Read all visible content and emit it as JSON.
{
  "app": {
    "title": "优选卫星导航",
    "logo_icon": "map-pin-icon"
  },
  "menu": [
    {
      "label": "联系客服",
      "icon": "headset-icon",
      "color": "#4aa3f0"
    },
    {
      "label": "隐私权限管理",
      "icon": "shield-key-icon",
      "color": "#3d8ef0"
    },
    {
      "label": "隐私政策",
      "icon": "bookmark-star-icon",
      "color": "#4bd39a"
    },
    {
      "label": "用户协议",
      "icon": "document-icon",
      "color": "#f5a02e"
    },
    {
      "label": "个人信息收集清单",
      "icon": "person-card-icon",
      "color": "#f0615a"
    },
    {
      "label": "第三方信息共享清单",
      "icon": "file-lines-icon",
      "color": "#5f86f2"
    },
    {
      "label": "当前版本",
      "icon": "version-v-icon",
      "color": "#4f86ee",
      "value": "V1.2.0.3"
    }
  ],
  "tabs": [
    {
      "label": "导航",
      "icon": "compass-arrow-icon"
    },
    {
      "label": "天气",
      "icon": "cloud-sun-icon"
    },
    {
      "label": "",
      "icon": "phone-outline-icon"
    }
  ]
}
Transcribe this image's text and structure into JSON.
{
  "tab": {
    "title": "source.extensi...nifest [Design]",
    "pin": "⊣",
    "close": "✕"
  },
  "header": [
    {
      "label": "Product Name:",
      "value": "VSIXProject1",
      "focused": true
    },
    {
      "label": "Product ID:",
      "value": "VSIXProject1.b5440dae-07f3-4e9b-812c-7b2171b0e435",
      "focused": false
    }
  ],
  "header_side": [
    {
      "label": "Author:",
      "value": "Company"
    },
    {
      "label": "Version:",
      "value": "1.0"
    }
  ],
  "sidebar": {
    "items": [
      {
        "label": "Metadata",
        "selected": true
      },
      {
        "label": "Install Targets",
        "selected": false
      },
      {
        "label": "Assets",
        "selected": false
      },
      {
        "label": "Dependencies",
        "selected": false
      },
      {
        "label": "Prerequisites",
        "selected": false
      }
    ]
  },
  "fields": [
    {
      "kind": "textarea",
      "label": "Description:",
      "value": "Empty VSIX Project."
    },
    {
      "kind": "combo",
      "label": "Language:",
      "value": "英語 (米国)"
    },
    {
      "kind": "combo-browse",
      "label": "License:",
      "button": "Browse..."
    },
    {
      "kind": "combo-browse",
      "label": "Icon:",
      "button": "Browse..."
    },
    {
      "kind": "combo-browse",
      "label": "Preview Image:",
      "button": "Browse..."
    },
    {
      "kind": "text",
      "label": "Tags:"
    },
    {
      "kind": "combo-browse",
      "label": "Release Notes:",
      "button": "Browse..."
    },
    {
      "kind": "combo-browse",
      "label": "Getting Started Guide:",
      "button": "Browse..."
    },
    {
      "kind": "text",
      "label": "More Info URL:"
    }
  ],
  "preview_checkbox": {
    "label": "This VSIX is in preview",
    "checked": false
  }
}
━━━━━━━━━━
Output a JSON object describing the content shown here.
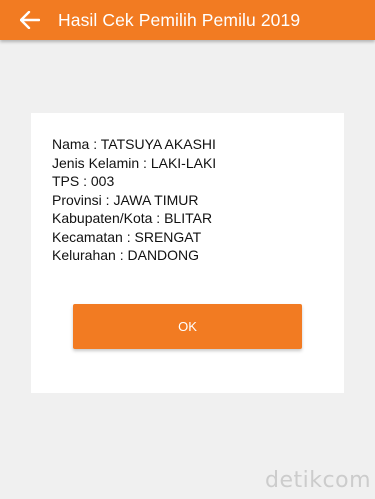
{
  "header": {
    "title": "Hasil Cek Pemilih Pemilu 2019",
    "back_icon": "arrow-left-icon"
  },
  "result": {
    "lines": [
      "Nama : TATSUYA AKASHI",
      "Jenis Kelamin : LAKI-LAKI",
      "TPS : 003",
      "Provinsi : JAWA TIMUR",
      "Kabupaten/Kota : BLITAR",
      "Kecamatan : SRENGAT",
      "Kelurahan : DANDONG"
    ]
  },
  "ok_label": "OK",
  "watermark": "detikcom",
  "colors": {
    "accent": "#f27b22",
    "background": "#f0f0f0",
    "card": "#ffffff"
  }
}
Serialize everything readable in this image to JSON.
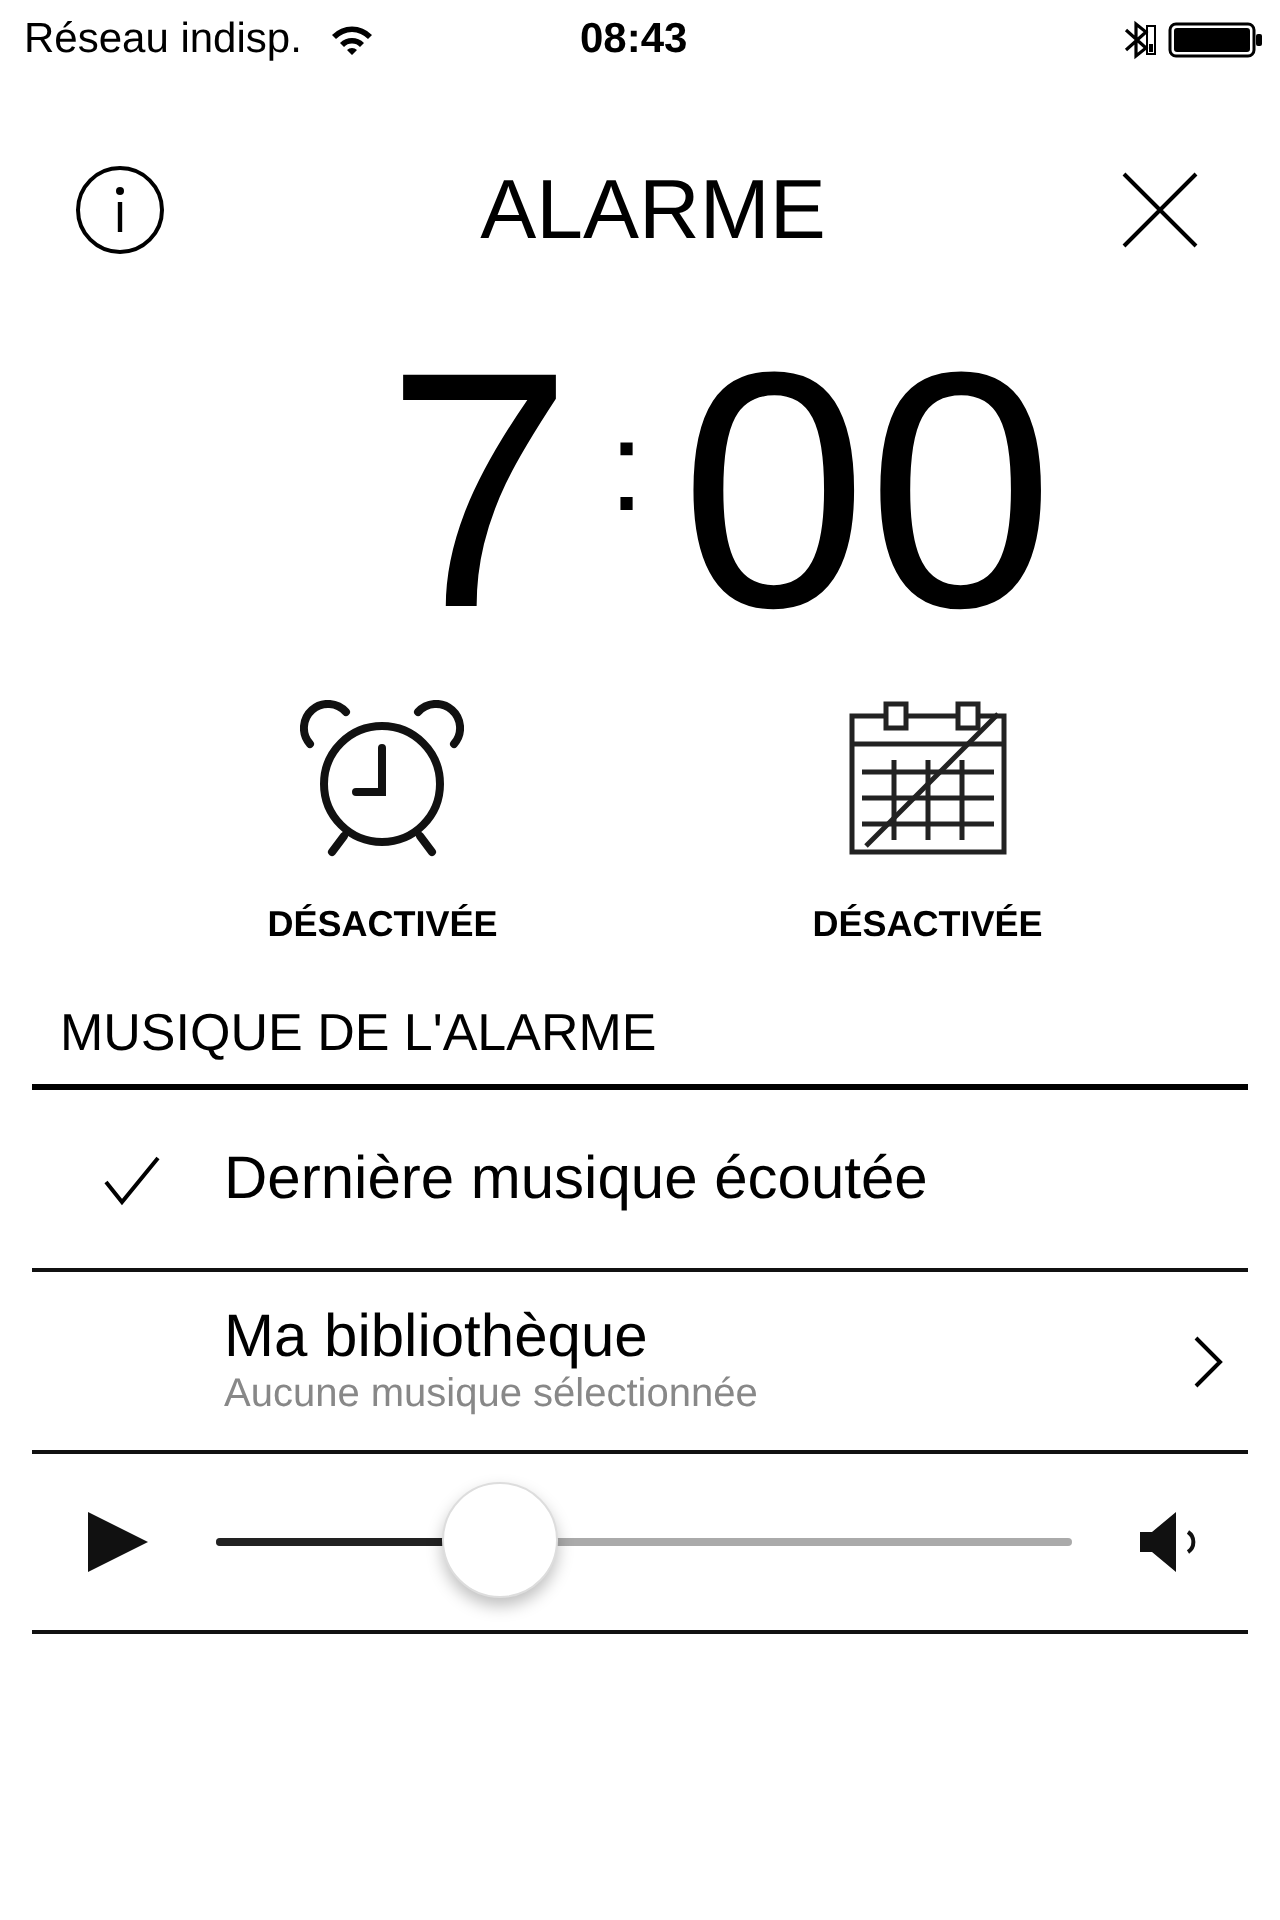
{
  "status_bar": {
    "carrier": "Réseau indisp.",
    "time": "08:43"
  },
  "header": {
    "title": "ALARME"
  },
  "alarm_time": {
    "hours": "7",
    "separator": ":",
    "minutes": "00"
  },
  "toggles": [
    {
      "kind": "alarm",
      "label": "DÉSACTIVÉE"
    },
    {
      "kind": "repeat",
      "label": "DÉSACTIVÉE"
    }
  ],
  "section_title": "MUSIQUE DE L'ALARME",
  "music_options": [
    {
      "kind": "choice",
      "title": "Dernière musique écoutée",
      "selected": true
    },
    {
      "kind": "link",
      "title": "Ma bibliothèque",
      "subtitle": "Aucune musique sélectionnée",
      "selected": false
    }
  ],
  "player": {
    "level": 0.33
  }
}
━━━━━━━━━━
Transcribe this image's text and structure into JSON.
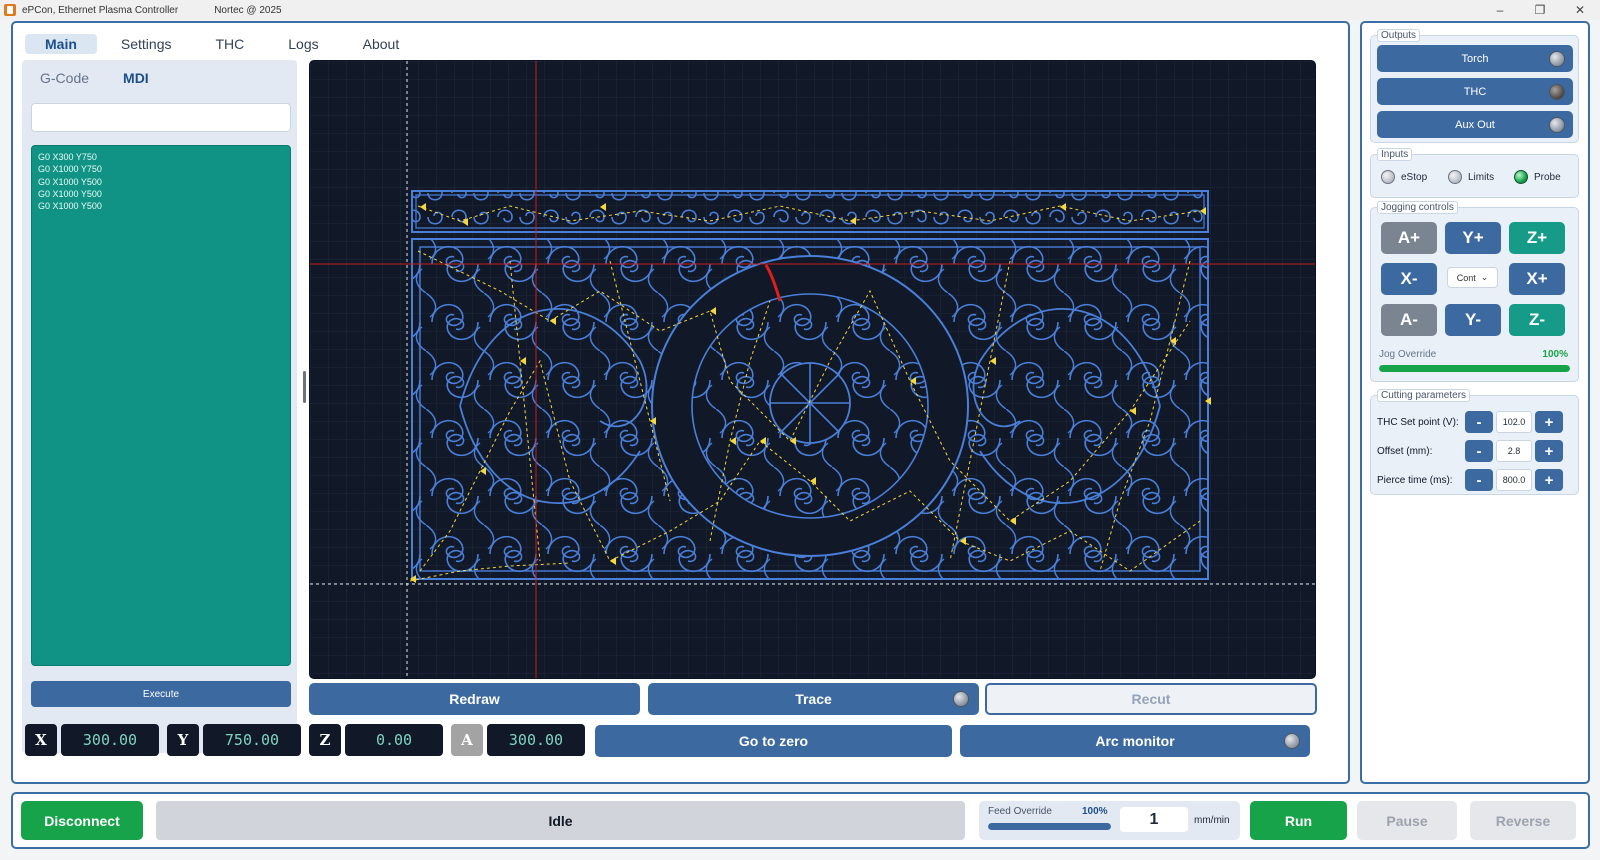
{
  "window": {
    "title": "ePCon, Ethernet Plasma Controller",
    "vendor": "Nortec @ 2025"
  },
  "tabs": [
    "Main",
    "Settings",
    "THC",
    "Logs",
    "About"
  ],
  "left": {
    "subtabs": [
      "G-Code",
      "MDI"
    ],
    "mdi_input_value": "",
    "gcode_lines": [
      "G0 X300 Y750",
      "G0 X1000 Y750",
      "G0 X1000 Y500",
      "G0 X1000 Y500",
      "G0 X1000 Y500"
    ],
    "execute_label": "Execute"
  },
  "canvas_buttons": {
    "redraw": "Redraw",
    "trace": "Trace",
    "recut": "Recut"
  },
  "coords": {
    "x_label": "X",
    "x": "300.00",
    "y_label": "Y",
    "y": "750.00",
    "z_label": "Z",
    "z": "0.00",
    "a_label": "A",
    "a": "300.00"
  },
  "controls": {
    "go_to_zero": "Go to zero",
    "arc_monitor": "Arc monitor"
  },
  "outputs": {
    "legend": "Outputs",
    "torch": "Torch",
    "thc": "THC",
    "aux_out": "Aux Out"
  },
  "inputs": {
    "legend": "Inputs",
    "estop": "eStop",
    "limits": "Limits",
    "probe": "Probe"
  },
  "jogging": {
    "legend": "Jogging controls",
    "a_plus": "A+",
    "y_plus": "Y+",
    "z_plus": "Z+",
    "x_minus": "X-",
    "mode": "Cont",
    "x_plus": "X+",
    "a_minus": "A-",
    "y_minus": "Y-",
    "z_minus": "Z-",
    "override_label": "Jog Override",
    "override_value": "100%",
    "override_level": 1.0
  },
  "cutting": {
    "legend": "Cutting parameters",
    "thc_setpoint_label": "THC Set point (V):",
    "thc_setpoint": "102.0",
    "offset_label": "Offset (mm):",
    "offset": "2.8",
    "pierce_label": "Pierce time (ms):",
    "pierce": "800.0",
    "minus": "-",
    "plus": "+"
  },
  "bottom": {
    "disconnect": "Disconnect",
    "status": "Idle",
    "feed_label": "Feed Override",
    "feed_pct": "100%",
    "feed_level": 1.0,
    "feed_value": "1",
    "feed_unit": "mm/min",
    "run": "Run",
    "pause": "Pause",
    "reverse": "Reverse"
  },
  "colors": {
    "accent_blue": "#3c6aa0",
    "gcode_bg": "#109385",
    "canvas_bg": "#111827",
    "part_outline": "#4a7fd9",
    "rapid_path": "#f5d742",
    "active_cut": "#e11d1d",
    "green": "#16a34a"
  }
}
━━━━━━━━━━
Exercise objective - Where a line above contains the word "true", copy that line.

Problem solution -
      "focused": true
        "selected": true
      "selected": true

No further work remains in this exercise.